Chicago Cubs News

Chicago Cubs: Cubs fans don’t deserve Bartman’s return

mniederman
Oct 30, 2016; Chicago, IL, USA; Chicago Cubs fans pose for a photo before game five of the 2016 World Series against the Cleveland Indians at Wrigley Field. Mandatory Credit: Jerry Lai-USA TODAY Sports
Oct 30, 2016; Chicago, IL, USA; Chicago Cubs fans pose for a photo before game five of the 2016 World Series against the Cleveland Indians at Wrigley Field. Mandatory Credit: Jerry Lai-USA TODAY Sports /
facebooktwitterreddit

The Chicago Cubs will forever be associated with the “Bartman incident”. Fifteen years have passed and with it so has the fleeting memory of that night. But for Steve Bartman, the shadow that looms over him has been a living nightmare that no person should ever have to endure.

The World Series championship won by the 2016 Chicago Cubs marked the end of an impressive, yet mediocre era. I, like millions of others around the world believe we witnessed a transcendent moment in our time. Winning not only ended a drought but brought together the life journeys of many generations.

More from Chicago Cubs News

With the foundation of success, however, leaves the by-product of the darker side of our journey. To get to the top, we have withstood growing pains and practically ruined lives in the pursuit of yet another justification for our failures.

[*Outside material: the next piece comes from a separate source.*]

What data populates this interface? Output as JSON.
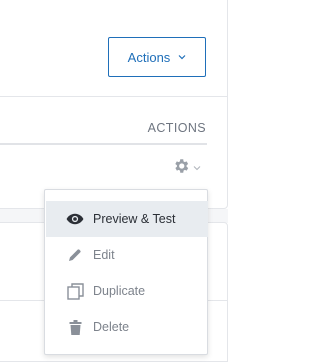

Steve Bartman, from what I can only assume, is a decent person. Having never met him, I forget how easy it is to dismiss the true scale of suffering he must live with. In a split moment, controlled by reaction Bartman became part of the Cubs lore.

Moises Alou had every right to the ball, but let’s not pretend that he was a fielder worthy of making that play. Alou, who immediately acted in disgust only fanned the flames of a game six that was already seeping with anxiety.

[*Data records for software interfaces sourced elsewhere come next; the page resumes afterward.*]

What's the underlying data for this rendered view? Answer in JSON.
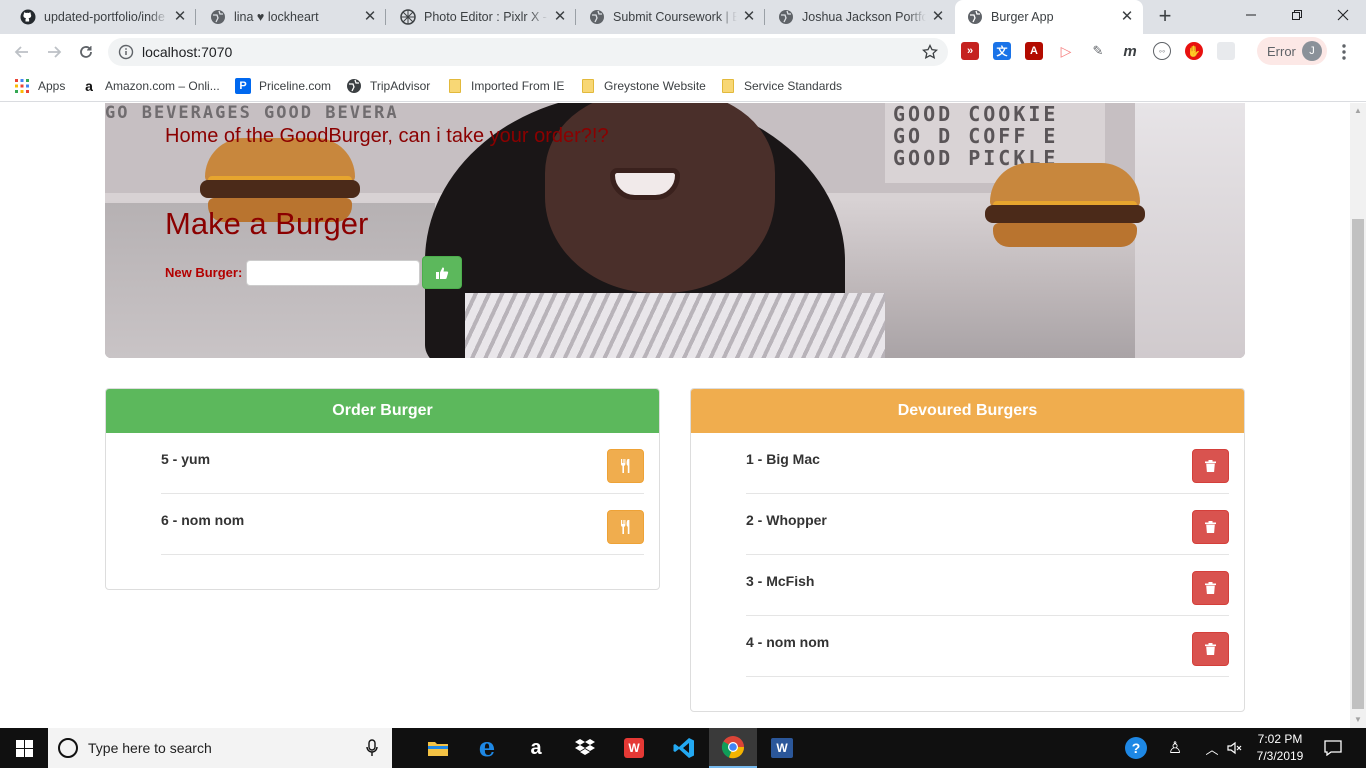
{
  "browser": {
    "tabs": [
      {
        "title": "updated-portfolio/inde",
        "favicon": "github-icon",
        "active": false
      },
      {
        "title": "lina ♥ lockheart",
        "favicon": "globe-icon",
        "active": false
      },
      {
        "title": "Photo Editor : Pixlr X - f",
        "favicon": "pixlr-icon",
        "active": false
      },
      {
        "title": "Submit Coursework | Bo",
        "favicon": "globe-icon",
        "active": false
      },
      {
        "title": "Joshua Jackson Portfoli",
        "favicon": "globe-icon",
        "active": false
      },
      {
        "title": "Burger App",
        "favicon": "globe-icon",
        "active": true
      }
    ],
    "new_tab": "+",
    "url": "localhost:7070",
    "profile_status": "Error",
    "profile_initial": "J",
    "bookmarks": [
      {
        "label": "Apps",
        "icon": "apps-grid-icon"
      },
      {
        "label": "Amazon.com – Onli...",
        "icon": "amazon-icon"
      },
      {
        "label": "Priceline.com",
        "icon": "priceline-icon"
      },
      {
        "label": "TripAdvisor",
        "icon": "globe-icon"
      },
      {
        "label": "Imported From IE",
        "icon": "folder-icon"
      },
      {
        "label": "Greystone Website",
        "icon": "folder-icon"
      },
      {
        "label": "Service Standards",
        "icon": "folder-icon"
      }
    ]
  },
  "hero": {
    "tagline": "Home of the GoodBurger, can i take your order?!?",
    "title": "Make a Burger",
    "input_label": "New Burger:",
    "input_value": "",
    "submit_icon": "thumbs-up-icon",
    "sign_left": "GO BEVERAGES  GOOD BEVERA",
    "sign_right_lines": [
      "GOOD COOKIE",
      "GO D COFF E",
      "GOOD PICKLE"
    ]
  },
  "order_panel": {
    "heading": "Order Burger",
    "color": "#5cb85c",
    "items": [
      {
        "label": "5 - yum",
        "button_icon": "utensils-icon"
      },
      {
        "label": "6 - nom nom",
        "button_icon": "utensils-icon"
      }
    ]
  },
  "devoured_panel": {
    "heading": "Devoured Burgers",
    "color": "#f0ad4e",
    "items": [
      {
        "label": "1 - Big Mac",
        "button_icon": "trash-icon"
      },
      {
        "label": "2 - Whopper",
        "button_icon": "trash-icon"
      },
      {
        "label": "3 - McFish",
        "button_icon": "trash-icon"
      },
      {
        "label": "4 - nom nom",
        "button_icon": "trash-icon"
      }
    ]
  },
  "taskbar": {
    "search_placeholder": "Type here to search",
    "time": "7:02 PM",
    "date": "7/3/2019"
  },
  "colors": {
    "hero_text": "#8b0000",
    "success": "#5cb85c",
    "warning": "#f0ad4e",
    "danger": "#d9534f"
  }
}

Perception is everything in our society. We see and believe what we want to while allowing it to cloud our judgment. Take a look at our communities since the election and tell me perception doesn’t drive  that narrative.

Cub fans that became angry in the following moments became victims of that blinded perception. The visceral tone towards Bartman made him a convenient scapegoat. Alex Gonzalez booting a routine grounder was no longer the turning point. If cooler heads prevailed in that moment, we would have realized all was not lost.

The Cubs still possessed two more at-bats that night and game 7 to clinch the World Series. It was the failure on the field that we should have focused on.

Cubs hope to reconcile

With a title in the back pocket, the Cubs have acknowledged that they will look to meet with Bartman to put the incident to bed. The mere fact that we have to do this is both disappointing and sad.

The Cubs organization and fanbase ruined his life by not doing enough publicly to deflect the hatred pouring down on him. As I celebrated the win, I couldn’t help but think of the pain Bartman felt. The bittersweet taste of victory; but having to celebrate in silence as he has for over a decade. Bartman’s fandom and desire to be in attendance on a historical night cost him his job, his home, but more importantly his right to live in peace.

Next: Cards quietly add pieces

Fifteen years is a long time, and wounds do heal. Perhaps the invitation by the team is a step in right direction. Steve Bartman can never regain that time back. Our fanbase doesn’t truly deserve his return but I’ll take it if he’ll have us.

facebooktwitterreddit